# TASK TO CARRY OUT:
Each line below should be reproduced without any alteration.

[App and web page records]
###

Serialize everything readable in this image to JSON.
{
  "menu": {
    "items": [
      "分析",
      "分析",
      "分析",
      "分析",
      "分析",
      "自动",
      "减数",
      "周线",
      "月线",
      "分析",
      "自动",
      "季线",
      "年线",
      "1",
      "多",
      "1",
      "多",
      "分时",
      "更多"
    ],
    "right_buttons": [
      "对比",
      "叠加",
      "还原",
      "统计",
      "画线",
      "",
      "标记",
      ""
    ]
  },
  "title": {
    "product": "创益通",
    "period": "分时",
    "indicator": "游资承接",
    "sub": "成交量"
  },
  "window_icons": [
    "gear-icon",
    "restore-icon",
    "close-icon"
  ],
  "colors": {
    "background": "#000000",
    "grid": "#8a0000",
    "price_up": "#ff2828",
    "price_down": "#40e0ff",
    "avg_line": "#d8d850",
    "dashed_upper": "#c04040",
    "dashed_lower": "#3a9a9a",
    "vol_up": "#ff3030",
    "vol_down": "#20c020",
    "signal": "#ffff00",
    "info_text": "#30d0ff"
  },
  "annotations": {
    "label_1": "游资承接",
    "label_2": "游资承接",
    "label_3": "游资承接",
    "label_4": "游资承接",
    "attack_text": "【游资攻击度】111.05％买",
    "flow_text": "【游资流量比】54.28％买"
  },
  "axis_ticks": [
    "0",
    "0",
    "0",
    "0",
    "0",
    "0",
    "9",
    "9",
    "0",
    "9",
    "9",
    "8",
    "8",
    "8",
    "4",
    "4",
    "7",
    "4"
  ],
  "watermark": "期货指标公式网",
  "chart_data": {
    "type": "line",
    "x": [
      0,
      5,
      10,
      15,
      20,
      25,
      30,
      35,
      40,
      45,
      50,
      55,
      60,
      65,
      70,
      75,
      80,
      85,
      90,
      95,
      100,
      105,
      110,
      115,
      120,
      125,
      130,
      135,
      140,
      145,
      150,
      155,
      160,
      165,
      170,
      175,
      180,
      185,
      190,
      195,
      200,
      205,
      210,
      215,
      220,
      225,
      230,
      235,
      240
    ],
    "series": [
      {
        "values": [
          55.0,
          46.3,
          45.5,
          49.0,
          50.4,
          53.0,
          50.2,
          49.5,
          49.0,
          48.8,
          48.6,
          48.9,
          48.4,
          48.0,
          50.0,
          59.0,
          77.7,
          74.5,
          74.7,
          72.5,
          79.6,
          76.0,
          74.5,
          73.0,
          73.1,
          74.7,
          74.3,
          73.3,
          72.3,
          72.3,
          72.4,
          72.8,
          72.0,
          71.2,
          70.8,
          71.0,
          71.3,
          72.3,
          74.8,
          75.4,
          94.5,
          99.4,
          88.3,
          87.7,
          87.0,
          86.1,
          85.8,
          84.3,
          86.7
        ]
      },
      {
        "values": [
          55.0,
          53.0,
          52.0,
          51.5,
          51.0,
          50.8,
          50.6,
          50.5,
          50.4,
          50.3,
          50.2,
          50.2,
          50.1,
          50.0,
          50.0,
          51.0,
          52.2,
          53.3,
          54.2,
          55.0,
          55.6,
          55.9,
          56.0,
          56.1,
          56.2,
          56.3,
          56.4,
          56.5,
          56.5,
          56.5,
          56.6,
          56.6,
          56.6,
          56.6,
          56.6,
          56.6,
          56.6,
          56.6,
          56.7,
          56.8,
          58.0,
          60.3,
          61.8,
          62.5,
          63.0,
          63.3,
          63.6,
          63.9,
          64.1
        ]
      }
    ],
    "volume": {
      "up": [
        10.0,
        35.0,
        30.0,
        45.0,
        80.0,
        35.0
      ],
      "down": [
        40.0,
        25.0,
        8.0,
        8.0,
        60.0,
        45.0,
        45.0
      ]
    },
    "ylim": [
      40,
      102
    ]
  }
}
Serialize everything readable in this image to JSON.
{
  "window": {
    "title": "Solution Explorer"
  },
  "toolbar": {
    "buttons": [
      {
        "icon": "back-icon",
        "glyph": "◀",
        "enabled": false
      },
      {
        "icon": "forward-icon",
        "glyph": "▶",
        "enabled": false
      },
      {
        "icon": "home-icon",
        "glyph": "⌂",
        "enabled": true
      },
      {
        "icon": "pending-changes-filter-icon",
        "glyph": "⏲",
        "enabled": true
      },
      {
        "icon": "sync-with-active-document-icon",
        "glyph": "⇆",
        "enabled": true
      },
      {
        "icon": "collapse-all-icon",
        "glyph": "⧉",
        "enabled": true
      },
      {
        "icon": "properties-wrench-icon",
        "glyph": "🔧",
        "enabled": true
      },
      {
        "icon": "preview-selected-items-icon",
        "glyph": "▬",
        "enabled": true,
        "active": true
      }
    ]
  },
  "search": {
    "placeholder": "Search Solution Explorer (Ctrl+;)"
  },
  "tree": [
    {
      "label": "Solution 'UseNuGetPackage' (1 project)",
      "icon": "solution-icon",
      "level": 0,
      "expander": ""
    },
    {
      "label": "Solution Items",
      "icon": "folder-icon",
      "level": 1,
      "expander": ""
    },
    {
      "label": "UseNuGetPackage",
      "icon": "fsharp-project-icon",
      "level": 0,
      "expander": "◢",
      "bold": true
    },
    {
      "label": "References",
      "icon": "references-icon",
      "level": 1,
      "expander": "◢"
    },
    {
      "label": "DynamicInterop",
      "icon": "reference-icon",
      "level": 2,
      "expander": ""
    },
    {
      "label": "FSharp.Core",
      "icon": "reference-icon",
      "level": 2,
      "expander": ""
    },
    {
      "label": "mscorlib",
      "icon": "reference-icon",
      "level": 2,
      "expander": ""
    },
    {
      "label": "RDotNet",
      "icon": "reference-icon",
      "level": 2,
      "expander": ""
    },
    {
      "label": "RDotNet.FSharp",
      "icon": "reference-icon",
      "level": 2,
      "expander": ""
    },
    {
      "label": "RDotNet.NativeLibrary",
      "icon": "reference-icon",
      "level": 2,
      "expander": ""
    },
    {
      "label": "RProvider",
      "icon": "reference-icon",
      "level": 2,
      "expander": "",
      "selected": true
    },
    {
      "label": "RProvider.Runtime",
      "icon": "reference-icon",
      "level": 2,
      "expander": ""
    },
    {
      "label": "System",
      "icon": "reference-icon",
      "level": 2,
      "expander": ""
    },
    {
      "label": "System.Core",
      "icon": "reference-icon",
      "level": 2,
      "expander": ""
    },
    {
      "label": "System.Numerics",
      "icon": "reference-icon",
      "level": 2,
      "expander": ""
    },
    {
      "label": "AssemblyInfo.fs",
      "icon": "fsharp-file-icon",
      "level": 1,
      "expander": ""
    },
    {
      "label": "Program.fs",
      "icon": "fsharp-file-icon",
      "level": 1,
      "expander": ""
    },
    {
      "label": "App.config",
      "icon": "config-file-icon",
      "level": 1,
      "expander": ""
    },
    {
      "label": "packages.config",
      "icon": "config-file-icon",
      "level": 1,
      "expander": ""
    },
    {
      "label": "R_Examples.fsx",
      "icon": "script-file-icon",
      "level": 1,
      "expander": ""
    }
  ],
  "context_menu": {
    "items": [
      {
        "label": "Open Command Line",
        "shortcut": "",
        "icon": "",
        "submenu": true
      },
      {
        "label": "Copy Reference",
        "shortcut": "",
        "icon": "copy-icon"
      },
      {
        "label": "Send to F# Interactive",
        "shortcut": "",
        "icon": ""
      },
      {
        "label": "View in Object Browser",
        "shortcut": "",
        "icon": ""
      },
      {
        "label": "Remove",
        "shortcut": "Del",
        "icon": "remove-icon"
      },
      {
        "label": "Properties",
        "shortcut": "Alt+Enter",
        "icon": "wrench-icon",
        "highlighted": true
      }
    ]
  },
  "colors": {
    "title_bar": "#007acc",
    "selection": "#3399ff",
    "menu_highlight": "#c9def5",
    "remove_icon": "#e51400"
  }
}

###

# RESPONSE TO THE EXERCISE:
Serialize everything readable in this image to JSON.
{
  "menu": {
    "items": [
      "分析",
      "分析",
      "分析",
      "分析",
      "分析",
      "自动",
      "减数",
      "周线",
      "月线",
      "分析",
      "自动",
      "季线",
      "年线",
      "1",
      "多",
      "1",
      "多",
      "分时",
      "更多"
    ],
    "right_buttons": [
      "对比",
      "叠加",
      "还原",
      "统计",
      "画线",
      "",
      "标记",
      ""
    ]
  },
  "title": {
    "product": "创益通",
    "period": "分时",
    "indicator": "游资承接",
    "sub": "成交量"
  },
  "window_icons": [
    "gear-icon",
    "restore-icon",
    "close-icon"
  ],
  "colors": {
    "background": "#000000",
    "grid": "#8a0000",
    "price_up": "#ff2828",
    "price_down": "#40e0ff",
    "avg_line": "#d8d850",
    "dashed_upper": "#c04040",
    "dashed_lower": "#3a9a9a",
    "vol_up": "#ff3030",
    "vol_down": "#20c020",
    "signal": "#ffff00",
    "info_text": "#30d0ff"
  },
  "annotations": {
    "label_1": "游资承接",
    "label_2": "游资承接",
    "label_3": "游资承接",
    "label_4": "游资承接",
    "attack_text": "【游资攻击度】111.05％买",
    "flow_text": "【游资流量比】54.28％买"
  },
  "axis_ticks": [
    "0",
    "0",
    "0",
    "0",
    "0",
    "0",
    "9",
    "9",
    "0",
    "9",
    "9",
    "8",
    "8",
    "8",
    "4",
    "4",
    "7",
    "4"
  ],
  "watermark": "期货指标公式网",
  "chart_data": {
    "type": "line",
    "x": [
      0,
      5,
      10,
      15,
      20,
      25,
      30,
      35,
      40,
      45,
      50,
      55,
      60,
      65,
      70,
      75,
      80,
      85,
      90,
      95,
      100,
      105,
      110,
      115,
      120,
      125,
      130,
      135,
      140,
      145,
      150,
      155,
      160,
      165,
      170,
      175,
      180,
      185,
      190,
      195,
      200,
      205,
      210,
      215,
      220,
      225,
      230,
      235,
      240
    ],
    "series": [
      {
        "values": [
          55.0,
          46.3,
          45.5,
          49.0,
          50.4,
          53.0,
          50.2,
          49.5,
          49.0,
          48.8,
          48.6,
          48.9,
          48.4,
          48.0,
          50.0,
          59.0,
          77.7,
          74.5,
          74.7,
          72.5,
          79.6,
          76.0,
          74.5,
          73.0,
          73.1,
          74.7,
          74.3,
          73.3,
          72.3,
          72.3,
          72.4,
          72.8,
          72.0,
          71.2,
          70.8,
          71.0,
          71.3,
          72.3,
          74.8,
          75.4,
          94.5,
          99.4,
          88.3,
          87.7,
          87.0,
          86.1,
          85.8,
          84.3,
          86.7
        ]
      },
      {
        "values": [
          55.0,
          53.0,
          52.0,
          51.5,
          51.0,
          50.8,
          50.6,
          50.5,
          50.4,
          50.3,
          50.2,
          50.2,
          50.1,
          50.0,
          50.0,
          51.0,
          52.2,
          53.3,
          54.2,
          55.0,
          55.6,
          55.9,
          56.0,
          56.1,
          56.2,
          56.3,
          56.4,
          56.5,
          56.5,
          56.5,
          56.6,
          56.6,
          56.6,
          56.6,
          56.6,
          56.6,
          56.6,
          56.6,
          56.7,
          56.8,
          58.0,
          60.3,
          61.8,
          62.5,
          63.0,
          63.3,
          63.6,
          63.9,
          64.1
        ]
      }
    ],
    "volume": {
      "up": [
        10.0,
        35.0,
        30.0,
        45.0,
        80.0,
        35.0
      ],
      "down": [
        40.0,
        25.0,
        8.0,
        8.0,
        60.0,
        45.0,
        45.0
      ]
    },
    "ylim": [
      40,
      102
    ]
  }
}
Serialize everything readable in this image to JSON.
{
  "window": {
    "title": "Solution Explorer"
  },
  "toolbar": {
    "buttons": [
      {
        "icon": "back-icon",
        "glyph": "◀",
        "enabled": false
      },
      {
        "icon": "forward-icon",
        "glyph": "▶",
        "enabled": false
      },
      {
        "icon": "home-icon",
        "glyph": "⌂",
        "enabled": true
      },
      {
        "icon": "pending-changes-filter-icon",
        "glyph": "⏲",
        "enabled": true
      },
      {
        "icon": "sync-with-active-document-icon",
        "glyph": "⇆",
        "enabled": true
      },
      {
        "icon": "collapse-all-icon",
        "glyph": "⧉",
        "enabled": true
      },
      {
        "icon": "properties-wrench-icon",
        "glyph": "🔧",
        "enabled": true
      },
      {
        "icon": "preview-selected-items-icon",
        "glyph": "▬",
        "enabled": true,
        "active": true
      }
    ]
  },
  "search": {
    "placeholder": "Search Solution Explorer (Ctrl+;)"
  },
  "tree": [
    {
      "label": "Solution 'UseNuGetPackage' (1 project)",
      "icon": "solution-icon",
      "level": 0,
      "expander": ""
    },
    {
      "label": "Solution Items",
      "icon": "folder-icon",
      "level": 1,
      "expander": ""
    },
    {
      "label": "UseNuGetPackage",
      "icon": "fsharp-project-icon",
      "level": 0,
      "expander": "◢",
      "bold": true
    },
    {
      "label": "References",
      "icon": "references-icon",
      "level": 1,
      "expander": "◢"
    },
    {
      "label": "DynamicInterop",
      "icon": "reference-icon",
      "level": 2,
      "expander": ""
    },
    {
      "label": "FSharp.Core",
      "icon": "reference-icon",
      "level": 2,
      "expander": ""
    },
    {
      "label": "mscorlib",
      "icon": "reference-icon",
      "level": 2,
      "expander": ""
    },
    {
      "label": "RDotNet",
      "icon": "reference-icon",
      "level": 2,
      "expander": ""
    },
    {
      "label": "RDotNet.FSharp",
      "icon": "reference-icon",
      "level": 2,
      "expander": ""
    },
    {
      "label": "RDotNet.NativeLibrary",
      "icon": "reference-icon",
      "level": 2,
      "expander": ""
    },
    {
      "label": "RProvider",
      "icon": "reference-icon",
      "level": 2,
      "expander": "",
      "selected": true
    },
    {
      "label": "RProvider.Runtime",
      "icon": "reference-icon",
      "level": 2,
      "expander": ""
    },
    {
      "label": "System",
      "icon": "reference-icon",
      "level": 2,
      "expander": ""
    },
    {
      "label": "System.Core",
      "icon": "reference-icon",
      "level": 2,
      "expander": ""
    },
    {
      "label": "System.Numerics",
      "icon": "reference-icon",
      "level": 2,
      "expander": ""
    },
    {
      "label": "AssemblyInfo.fs",
      "icon": "fsharp-file-icon",
      "level": 1,
      "expander": ""
    },
    {
      "label": "Program.fs",
      "icon": "fsharp-file-icon",
      "level": 1,
      "expander": ""
    },
    {
      "label": "App.config",
      "icon": "config-file-icon",
      "level": 1,
      "expander": ""
    },
    {
      "label": "packages.config",
      "icon": "config-file-icon",
      "level": 1,
      "expander": ""
    },
    {
      "label": "R_Examples.fsx",
      "icon": "script-file-icon",
      "level": 1,
      "expander": ""
    }
  ],
  "context_menu": {
    "items": [
      {
        "label": "Open Command Line",
        "shortcut": "",
        "icon": "",
        "submenu": true
      },
      {
        "label": "Copy Reference",
        "shortcut": "",
        "icon": "copy-icon"
      },
      {
        "label": "Send to F# Interactive",
        "shortcut": "",
        "icon": ""
      },
      {
        "label": "View in Object Browser",
        "shortcut": "",
        "icon": ""
      },
      {
        "label": "Remove",
        "shortcut": "Del",
        "icon": "remove-icon"
      },
      {
        "label": "Properties",
        "shortcut": "Alt+Enter",
        "icon": "wrench-icon",
        "highlighted": true
      }
    ]
  },
  "colors": {
    "title_bar": "#007acc",
    "selection": "#3399ff",
    "menu_highlight": "#c9def5",
    "remove_icon": "#e51400"
  }
}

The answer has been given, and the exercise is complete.